No Surprises Act May Be a Surprise
Happy New Year! I hope you had a wonderful holiday celebration and got some time to relax and recharge. Because change is here.
Effective January 1, 2022, the new NO SURPRISE ACT (NSA) is an unwelcome surprise for many therapists!
Very briefly, the primary goal of the NO SURPRISE ACT (Title 45, section 149.610 of the Code of Federal Regulations) is to protect patients and clients from unexpected medical bills. What this means to therapists is that we need to provide a document stating our “Good Faith Estimate” or GFE for treatment. This law was primarily aimed at hospitals’ emergency departments but has been generalized to all providers.
While well-intentioned, the rollout has been confusing. All providers, particularly, private practice therapists are struggling to understand the nuances. There is disagreement among professionals, our professional organizations, and attorneys — and this is OK because the questions we ask will create clarity. As with anything new, it can take time to iron out all the wrinkles. So — take a breath or three.
My team and I are working to understand this new requirement. I’m not going to stress about it because as the law gets implemented, clarification will be forthcoming. Additionally, it appears we have more time to implement this than we thought.
As stated on the CMS website, “HHS understands that it may take time for providers and facilities to develop systems and processes for providing and receiving the required information from others. Therefore, for good faith estimates provided to uninsured (or self-pay) individuals from January 1, 2022, through December 31, 2022, HHS will exercise its enforcement discretion in situations where a good faith estimate provided to an uninsured (or self-pay) individual does not include expected charges from other providers and facilities that are involved in the individual’s care.” The translation is to do your best to comply, and you can expect lenient enforcement for at least the first year.”
Documentation Wizard will create forms with user-friendly language and content that are 1) more in keeping with being a psychotherapist than a hospital and 2) comply with specific requirements as stated by the law. I will be consulting with attorneys to ensure we’ve complied with the law as we know it. Again, this will take time — and that’s OK.

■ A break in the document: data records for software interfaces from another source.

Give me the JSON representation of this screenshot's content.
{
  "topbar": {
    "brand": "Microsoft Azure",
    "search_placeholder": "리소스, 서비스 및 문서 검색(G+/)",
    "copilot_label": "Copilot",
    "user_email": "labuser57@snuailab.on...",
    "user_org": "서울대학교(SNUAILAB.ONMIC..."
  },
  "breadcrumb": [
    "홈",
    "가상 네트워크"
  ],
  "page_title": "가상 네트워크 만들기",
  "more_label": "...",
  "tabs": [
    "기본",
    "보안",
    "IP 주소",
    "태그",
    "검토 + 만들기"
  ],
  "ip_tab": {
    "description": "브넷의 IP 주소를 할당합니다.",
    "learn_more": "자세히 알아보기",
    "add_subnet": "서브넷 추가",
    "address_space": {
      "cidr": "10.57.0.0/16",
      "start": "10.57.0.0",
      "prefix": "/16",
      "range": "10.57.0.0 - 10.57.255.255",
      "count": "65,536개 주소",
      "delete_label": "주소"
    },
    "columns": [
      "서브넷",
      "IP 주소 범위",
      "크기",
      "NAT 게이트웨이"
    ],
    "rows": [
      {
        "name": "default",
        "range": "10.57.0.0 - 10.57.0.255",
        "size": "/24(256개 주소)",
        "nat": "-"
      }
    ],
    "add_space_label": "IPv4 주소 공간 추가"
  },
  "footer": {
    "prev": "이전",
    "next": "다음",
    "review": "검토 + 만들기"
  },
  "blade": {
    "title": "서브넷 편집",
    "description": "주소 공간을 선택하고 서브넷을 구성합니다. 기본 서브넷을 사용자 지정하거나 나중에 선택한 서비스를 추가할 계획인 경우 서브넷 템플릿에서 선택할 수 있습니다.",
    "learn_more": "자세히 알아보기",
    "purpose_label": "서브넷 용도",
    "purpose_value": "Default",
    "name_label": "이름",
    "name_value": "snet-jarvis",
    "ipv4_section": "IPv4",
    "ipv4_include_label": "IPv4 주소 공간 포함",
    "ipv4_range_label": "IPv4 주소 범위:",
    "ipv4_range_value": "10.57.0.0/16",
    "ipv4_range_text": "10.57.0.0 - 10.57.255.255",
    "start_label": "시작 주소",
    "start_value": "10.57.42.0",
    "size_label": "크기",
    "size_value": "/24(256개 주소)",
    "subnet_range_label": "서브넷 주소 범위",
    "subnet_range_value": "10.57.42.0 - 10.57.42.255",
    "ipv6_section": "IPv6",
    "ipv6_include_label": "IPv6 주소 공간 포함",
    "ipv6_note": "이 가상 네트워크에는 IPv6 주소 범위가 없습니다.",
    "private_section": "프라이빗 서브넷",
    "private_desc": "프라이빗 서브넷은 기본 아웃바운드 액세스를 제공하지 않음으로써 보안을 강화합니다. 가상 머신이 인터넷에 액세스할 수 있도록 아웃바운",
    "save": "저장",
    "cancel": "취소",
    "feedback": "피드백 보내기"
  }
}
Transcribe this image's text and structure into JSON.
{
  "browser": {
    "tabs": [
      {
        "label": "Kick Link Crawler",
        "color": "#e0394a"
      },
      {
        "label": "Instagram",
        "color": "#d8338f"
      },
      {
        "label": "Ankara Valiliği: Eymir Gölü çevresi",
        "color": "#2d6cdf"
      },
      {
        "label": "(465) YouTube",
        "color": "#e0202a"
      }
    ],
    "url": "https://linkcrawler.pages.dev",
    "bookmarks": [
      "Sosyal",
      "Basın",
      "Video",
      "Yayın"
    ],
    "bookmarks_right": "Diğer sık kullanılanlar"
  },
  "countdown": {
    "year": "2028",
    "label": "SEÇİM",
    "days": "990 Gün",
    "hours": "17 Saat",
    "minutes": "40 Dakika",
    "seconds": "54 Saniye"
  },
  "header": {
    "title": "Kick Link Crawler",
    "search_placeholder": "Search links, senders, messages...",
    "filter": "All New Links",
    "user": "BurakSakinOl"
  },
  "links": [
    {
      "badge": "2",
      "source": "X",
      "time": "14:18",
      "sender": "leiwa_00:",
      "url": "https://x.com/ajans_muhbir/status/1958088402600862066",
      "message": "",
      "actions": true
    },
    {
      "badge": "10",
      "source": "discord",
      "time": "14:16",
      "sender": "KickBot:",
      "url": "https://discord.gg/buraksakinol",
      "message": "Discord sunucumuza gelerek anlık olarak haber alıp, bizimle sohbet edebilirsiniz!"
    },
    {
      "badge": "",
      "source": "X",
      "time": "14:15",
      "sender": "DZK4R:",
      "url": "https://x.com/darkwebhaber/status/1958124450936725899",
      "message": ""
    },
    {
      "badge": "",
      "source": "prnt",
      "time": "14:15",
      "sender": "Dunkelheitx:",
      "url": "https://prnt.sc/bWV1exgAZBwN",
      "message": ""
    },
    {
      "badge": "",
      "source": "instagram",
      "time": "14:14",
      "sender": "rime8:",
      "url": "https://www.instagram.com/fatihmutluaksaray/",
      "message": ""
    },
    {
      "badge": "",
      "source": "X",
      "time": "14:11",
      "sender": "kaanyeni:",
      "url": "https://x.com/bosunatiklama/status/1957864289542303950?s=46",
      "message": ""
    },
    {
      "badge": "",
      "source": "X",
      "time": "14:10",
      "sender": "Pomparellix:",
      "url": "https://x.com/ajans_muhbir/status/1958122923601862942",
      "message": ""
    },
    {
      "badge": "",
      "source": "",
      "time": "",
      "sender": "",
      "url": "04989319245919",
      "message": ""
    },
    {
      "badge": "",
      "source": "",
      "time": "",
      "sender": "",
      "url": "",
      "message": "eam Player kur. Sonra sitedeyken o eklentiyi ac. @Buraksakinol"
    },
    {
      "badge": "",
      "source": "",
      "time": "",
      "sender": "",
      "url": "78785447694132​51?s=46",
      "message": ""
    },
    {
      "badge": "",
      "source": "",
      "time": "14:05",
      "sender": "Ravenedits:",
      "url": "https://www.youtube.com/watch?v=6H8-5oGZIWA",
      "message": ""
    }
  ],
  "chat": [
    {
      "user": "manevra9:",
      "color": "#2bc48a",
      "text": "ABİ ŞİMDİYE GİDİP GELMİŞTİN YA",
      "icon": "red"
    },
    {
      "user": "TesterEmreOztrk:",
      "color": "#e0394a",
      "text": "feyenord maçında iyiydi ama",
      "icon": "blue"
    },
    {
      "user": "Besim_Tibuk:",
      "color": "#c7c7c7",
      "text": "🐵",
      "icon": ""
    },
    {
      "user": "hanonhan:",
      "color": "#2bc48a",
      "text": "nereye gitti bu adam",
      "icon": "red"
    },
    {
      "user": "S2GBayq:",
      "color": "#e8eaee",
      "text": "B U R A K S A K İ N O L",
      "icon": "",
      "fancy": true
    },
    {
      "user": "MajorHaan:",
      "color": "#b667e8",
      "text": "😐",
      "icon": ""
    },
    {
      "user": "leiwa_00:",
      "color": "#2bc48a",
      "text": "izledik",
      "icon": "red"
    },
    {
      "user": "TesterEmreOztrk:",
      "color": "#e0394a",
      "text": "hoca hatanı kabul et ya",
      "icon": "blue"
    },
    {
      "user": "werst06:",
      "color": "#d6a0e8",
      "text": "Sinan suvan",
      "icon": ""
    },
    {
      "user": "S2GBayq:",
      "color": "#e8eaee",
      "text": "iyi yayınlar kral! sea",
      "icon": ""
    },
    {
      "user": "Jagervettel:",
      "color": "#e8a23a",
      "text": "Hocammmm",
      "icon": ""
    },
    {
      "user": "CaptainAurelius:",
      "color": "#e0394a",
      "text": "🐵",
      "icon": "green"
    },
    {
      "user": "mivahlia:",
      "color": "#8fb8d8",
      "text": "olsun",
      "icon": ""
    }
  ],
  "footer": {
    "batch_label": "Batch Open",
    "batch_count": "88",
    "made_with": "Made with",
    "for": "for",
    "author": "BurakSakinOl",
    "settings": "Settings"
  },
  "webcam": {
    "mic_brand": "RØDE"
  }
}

If you want to take immediate action, here’s what you can do right now to show you’re doing your best to comply:
- Tell your out-of-network clients about the GFE and that a notice will be forthcoming in writing. Then document what you told and how you told them in your progress note. (Did you tell them verbally and give them a written form or just review it verbally?)
- Add the NSA notice to your website.
- You might want to use the CMS forms (link provided below) until I can provide the ones that are more appropriate for psychotherapists.
Model Disclosure Notice Regarding Patient Protections Against Surprise
Billing This is an outline of client/patient rights that seems to be more applicable to hospitals and facilities where emergency services might be provided.
Standard Notice and Consent Documents under the No-Surprises Act
This appears to be the latest version of the Notification of Good Faith Estimate and the Estimate template. It has an expiration date of 3/2022. Remove that expiration date from yours.
In the meantime, here is more information on what to expect going forward in 2022 for the NO SURPRISE ACT.
Stay tuned and we’ll let you know as soon as we have prepared forms ready for you